"Little Red Riding Hood" is a European fairy tale about a young girl and a Big Bad Wolf. Its origins can be traced back to the 10th century to several European folk tales including one from Italy called The False Grandmother.
The story displays many similarities to stories from classical Greece and Rome. The dialogue between the Big Bad Wolf and Little Red Riding Hood also has its analogies to the Norse Þrymskviða from the Elder Edda, the giant Þrymr had stolen Mjölnir Thor's hammer and demanded Freyja as his bride for its return. Instead the gods dressed Thor as a bride and sent him. When the giants note Thor's unladylike eyes eating and drinking Loki explains them as Freyja's not having slept eaten or drunk out of longing for the wedding. A parallel to another Norse myth the chase and eventual murder of the sun goddess by the wolf Sköll has also been drawn.
The story had as its subject a village girl of the country being deceived into giving a wolf she encountered the information he needed to find her grandmother's house successfully and eat the old woman while at the same time avoiding being noticed by woodcutters working in the nearby forest. Then he proceeded to lay a trap for Red Riding Hood. Little Red Riding Hood ends up being asked to climb into the bed before being eaten by the wolf where the story ends. The wolf emerges the victor of the encounter and there is no happy ending.

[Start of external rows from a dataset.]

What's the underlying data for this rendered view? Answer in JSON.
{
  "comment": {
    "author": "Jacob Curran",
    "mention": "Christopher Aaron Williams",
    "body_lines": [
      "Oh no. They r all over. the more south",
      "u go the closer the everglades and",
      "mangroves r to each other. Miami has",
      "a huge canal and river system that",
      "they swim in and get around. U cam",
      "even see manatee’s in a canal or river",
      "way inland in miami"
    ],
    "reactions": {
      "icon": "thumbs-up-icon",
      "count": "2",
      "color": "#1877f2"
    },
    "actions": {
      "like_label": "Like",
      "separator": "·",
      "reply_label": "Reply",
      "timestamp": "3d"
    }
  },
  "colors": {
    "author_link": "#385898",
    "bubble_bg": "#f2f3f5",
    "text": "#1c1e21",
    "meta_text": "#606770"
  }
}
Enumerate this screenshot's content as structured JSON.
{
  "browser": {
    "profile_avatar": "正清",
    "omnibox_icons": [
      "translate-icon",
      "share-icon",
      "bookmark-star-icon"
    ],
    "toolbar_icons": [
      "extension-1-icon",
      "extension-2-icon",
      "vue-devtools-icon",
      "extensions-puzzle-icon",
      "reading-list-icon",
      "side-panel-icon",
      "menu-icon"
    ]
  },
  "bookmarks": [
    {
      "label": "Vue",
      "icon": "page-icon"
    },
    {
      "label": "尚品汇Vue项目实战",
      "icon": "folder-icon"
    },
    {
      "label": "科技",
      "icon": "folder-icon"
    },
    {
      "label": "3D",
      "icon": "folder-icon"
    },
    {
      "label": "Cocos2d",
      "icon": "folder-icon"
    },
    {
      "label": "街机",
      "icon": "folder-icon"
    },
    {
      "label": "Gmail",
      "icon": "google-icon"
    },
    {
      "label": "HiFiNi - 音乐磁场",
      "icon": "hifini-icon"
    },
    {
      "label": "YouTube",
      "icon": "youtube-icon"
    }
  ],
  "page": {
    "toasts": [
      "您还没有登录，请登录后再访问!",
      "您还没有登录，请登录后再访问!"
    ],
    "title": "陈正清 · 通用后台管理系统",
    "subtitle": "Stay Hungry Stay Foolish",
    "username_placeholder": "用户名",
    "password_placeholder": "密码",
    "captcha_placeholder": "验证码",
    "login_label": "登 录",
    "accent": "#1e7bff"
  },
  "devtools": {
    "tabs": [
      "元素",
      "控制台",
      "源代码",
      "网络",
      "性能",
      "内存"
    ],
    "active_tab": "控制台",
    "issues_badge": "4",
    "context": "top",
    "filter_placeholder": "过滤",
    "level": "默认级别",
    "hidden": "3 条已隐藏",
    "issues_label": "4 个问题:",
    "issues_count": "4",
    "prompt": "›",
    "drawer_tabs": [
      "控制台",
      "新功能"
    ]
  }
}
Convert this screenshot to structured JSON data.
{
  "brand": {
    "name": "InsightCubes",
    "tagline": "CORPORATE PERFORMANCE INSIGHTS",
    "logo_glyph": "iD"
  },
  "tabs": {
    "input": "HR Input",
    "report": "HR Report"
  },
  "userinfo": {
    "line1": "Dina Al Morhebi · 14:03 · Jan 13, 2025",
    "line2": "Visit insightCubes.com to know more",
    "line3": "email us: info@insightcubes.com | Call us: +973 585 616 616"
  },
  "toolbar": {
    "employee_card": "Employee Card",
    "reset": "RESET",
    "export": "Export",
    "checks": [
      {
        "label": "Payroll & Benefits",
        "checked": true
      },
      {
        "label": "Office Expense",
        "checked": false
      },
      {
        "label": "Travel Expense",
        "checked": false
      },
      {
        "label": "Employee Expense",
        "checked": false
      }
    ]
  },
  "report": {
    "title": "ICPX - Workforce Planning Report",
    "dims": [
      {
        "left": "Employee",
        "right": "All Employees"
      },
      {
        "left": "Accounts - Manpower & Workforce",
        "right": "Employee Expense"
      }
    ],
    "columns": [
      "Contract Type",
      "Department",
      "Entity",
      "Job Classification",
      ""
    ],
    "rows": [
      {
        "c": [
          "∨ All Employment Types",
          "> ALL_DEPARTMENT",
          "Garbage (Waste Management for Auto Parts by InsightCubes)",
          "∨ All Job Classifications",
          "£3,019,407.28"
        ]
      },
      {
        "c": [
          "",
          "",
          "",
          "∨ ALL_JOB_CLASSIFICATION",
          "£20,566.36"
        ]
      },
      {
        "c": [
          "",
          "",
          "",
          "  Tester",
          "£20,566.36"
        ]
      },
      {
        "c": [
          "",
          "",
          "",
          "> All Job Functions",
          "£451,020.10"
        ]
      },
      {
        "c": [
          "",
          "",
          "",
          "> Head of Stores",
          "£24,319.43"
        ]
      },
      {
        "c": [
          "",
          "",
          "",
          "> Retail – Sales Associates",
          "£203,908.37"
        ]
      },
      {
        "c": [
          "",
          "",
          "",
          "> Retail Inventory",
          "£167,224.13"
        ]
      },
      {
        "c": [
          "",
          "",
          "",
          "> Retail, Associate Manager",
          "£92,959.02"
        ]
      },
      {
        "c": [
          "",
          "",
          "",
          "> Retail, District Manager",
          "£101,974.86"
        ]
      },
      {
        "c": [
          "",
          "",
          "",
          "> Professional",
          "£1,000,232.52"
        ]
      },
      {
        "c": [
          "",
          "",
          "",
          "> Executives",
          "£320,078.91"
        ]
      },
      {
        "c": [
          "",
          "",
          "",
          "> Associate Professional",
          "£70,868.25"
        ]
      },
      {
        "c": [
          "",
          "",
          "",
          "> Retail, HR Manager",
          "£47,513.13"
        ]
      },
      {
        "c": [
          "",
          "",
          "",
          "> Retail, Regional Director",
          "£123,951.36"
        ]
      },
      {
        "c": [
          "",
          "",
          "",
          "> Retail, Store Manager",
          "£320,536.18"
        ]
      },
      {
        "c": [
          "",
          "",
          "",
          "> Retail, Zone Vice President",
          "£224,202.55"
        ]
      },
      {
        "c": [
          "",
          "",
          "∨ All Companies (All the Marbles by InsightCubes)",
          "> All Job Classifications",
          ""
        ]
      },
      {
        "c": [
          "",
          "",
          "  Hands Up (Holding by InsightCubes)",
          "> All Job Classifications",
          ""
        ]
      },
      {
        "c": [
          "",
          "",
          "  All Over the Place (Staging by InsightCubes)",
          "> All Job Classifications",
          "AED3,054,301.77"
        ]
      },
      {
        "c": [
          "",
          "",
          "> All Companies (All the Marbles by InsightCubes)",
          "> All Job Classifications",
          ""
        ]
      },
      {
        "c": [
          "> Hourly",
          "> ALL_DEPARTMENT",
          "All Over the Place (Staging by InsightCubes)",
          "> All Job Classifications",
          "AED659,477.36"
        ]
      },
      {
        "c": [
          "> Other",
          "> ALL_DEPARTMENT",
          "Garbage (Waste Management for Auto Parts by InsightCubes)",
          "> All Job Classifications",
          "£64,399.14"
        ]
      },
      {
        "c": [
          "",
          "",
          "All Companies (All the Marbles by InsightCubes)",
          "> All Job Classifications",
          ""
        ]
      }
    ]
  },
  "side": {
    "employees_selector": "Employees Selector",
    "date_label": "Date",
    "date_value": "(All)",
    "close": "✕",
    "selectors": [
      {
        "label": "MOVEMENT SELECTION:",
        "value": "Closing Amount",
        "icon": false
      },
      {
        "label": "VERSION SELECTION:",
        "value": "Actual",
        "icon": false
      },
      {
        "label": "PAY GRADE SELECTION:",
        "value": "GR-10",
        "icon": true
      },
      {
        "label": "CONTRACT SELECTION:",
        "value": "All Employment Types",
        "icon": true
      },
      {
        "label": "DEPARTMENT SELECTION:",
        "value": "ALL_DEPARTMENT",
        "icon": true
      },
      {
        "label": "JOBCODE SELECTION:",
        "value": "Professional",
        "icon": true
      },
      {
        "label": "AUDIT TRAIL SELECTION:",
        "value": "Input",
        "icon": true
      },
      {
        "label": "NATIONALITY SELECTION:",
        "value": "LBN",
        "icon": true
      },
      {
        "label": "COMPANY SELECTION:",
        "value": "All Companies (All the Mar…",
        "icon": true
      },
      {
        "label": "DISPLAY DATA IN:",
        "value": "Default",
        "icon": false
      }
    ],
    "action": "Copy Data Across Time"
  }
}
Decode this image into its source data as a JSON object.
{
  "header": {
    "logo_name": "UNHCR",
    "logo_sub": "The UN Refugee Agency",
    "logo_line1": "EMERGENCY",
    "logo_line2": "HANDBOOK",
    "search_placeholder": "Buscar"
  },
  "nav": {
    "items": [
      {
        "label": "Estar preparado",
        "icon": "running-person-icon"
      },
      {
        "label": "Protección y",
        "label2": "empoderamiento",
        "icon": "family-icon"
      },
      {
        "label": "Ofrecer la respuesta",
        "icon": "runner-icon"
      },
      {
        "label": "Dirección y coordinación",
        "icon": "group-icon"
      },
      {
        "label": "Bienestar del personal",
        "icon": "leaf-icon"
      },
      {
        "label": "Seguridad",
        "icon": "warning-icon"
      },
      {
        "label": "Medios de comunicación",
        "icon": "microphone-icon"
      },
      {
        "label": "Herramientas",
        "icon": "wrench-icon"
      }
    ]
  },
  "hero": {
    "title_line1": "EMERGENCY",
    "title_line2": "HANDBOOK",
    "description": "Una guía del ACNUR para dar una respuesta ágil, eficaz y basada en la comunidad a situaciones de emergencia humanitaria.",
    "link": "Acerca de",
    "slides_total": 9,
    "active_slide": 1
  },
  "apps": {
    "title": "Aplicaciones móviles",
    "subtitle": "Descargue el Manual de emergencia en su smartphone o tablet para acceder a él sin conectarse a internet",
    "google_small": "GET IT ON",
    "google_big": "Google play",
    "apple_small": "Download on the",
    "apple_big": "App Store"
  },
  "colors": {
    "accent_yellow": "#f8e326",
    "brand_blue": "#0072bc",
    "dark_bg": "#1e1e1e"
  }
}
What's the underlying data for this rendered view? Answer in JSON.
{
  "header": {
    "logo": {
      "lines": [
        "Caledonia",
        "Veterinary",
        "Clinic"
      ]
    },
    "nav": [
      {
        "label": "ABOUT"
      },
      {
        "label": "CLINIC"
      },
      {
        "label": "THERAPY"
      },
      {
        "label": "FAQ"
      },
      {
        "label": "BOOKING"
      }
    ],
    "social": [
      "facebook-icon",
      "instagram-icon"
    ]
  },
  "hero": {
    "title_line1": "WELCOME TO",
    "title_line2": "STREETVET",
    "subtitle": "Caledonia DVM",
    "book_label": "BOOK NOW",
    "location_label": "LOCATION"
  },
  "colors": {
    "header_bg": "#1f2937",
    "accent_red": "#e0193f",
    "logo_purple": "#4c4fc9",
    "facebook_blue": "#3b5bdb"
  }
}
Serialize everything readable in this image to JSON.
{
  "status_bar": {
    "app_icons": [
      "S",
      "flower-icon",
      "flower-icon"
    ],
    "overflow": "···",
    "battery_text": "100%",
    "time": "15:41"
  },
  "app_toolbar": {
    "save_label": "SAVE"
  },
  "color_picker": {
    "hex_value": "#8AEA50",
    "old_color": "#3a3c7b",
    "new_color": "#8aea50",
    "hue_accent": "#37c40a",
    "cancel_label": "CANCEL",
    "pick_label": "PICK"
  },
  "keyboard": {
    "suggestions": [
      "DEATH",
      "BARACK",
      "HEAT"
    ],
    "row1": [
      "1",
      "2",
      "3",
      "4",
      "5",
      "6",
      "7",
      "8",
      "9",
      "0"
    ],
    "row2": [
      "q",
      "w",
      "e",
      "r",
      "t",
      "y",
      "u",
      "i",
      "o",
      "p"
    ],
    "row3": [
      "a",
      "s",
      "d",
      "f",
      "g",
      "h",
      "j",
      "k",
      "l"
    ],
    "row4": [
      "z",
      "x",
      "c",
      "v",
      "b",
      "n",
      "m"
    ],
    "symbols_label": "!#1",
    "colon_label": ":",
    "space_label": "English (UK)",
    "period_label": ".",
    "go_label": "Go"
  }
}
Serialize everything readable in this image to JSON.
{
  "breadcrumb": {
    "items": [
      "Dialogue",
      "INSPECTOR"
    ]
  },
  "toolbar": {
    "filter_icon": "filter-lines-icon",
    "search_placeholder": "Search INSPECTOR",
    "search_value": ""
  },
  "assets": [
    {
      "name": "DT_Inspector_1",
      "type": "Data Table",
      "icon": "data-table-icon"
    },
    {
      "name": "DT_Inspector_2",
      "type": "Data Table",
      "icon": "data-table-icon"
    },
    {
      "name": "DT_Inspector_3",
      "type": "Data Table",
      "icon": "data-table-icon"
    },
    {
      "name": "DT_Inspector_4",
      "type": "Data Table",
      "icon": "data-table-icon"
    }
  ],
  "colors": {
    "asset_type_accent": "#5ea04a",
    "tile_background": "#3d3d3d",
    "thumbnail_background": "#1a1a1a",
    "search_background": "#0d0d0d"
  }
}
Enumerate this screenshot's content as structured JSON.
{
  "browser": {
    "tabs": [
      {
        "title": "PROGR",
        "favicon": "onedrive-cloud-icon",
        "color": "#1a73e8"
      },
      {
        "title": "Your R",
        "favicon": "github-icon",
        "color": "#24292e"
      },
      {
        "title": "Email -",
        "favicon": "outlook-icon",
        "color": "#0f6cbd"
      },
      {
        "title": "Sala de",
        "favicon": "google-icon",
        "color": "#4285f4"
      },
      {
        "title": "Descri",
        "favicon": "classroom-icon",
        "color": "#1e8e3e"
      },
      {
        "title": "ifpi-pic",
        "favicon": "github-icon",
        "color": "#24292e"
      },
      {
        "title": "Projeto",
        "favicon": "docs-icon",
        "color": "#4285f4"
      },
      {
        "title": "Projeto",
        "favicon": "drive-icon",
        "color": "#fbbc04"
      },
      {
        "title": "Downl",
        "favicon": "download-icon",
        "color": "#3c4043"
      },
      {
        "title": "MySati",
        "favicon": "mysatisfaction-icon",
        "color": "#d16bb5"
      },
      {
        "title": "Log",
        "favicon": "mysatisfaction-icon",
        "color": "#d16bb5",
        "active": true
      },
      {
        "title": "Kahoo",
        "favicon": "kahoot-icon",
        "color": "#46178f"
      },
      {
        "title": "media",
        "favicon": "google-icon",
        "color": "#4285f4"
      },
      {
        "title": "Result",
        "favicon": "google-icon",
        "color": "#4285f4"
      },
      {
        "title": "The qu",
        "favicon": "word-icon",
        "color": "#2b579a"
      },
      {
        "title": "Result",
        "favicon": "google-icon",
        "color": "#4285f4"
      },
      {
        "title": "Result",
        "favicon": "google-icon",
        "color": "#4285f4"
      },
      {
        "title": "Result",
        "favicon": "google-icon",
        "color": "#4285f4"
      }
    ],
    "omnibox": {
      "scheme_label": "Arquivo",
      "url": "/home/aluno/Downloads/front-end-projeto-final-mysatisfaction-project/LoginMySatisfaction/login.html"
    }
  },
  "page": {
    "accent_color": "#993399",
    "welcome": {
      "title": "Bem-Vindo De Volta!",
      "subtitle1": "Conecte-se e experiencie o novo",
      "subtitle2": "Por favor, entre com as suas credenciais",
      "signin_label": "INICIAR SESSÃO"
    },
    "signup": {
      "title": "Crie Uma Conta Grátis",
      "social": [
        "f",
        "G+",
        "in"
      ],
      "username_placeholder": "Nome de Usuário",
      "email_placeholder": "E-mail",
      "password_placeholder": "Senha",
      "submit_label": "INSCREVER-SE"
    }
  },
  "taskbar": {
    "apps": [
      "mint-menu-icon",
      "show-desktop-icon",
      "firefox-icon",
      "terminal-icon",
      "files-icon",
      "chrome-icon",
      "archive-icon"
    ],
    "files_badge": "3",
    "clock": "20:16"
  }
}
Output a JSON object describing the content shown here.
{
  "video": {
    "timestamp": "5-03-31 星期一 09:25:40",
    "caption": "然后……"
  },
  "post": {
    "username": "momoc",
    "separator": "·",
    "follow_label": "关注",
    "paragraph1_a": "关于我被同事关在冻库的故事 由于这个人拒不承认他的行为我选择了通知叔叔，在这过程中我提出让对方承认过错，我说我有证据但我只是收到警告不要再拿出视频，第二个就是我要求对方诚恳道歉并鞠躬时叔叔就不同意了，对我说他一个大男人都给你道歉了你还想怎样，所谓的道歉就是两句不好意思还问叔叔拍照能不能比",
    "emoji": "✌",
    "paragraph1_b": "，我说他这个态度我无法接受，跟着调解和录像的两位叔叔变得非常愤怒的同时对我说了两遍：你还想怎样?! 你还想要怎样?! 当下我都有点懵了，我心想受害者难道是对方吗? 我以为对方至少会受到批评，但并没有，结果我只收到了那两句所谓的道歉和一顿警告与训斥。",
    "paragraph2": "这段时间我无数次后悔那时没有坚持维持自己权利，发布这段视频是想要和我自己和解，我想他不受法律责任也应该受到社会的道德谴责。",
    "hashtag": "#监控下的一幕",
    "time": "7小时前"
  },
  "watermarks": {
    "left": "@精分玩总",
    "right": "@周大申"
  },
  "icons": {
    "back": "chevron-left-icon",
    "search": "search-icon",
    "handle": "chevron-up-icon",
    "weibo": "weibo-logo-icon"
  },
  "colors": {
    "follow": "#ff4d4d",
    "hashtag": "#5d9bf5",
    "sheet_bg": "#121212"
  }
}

Charles Perrault explained the 'moral' at the end of the tale so that no doubt is left to his intended meaning:
‘From this story one learns that children especially young lasses pretty courteous and well-bred do very wrong to listen to strangers And it is not an unheard thing if the Wolf is thereby provided with his dinner. I say Wolf for all wolves are not of the same sort, there is one kind with an amenable disposition – neither noisy nor hateful nor angry but tame obliging and gentle following the young maids in the streets even into their homes. Alas! Who does not know that these gentle wolves are of all such creatures the most dangerous!’
A sexual analysis of the tale may also include negative connotations in terms of rape or abduction. However many revisionist retellings choose to focus on empowerment and depict Little Red Riding Hood or the grandmother successfully defending herself against the wolf.
Such tellings bear some similarity to the "animal bridegroom" tales such as Beauty and the Beast or The Frog Prince but where the heroines of those tales revert the hero to a prince these tellings of Little Red Riding Hood reveal to the heroine that she has a wild nature like the hero's. These interpretations refuse to characterize Little Red Riding Hood as a victim, these are tales of female empowerment.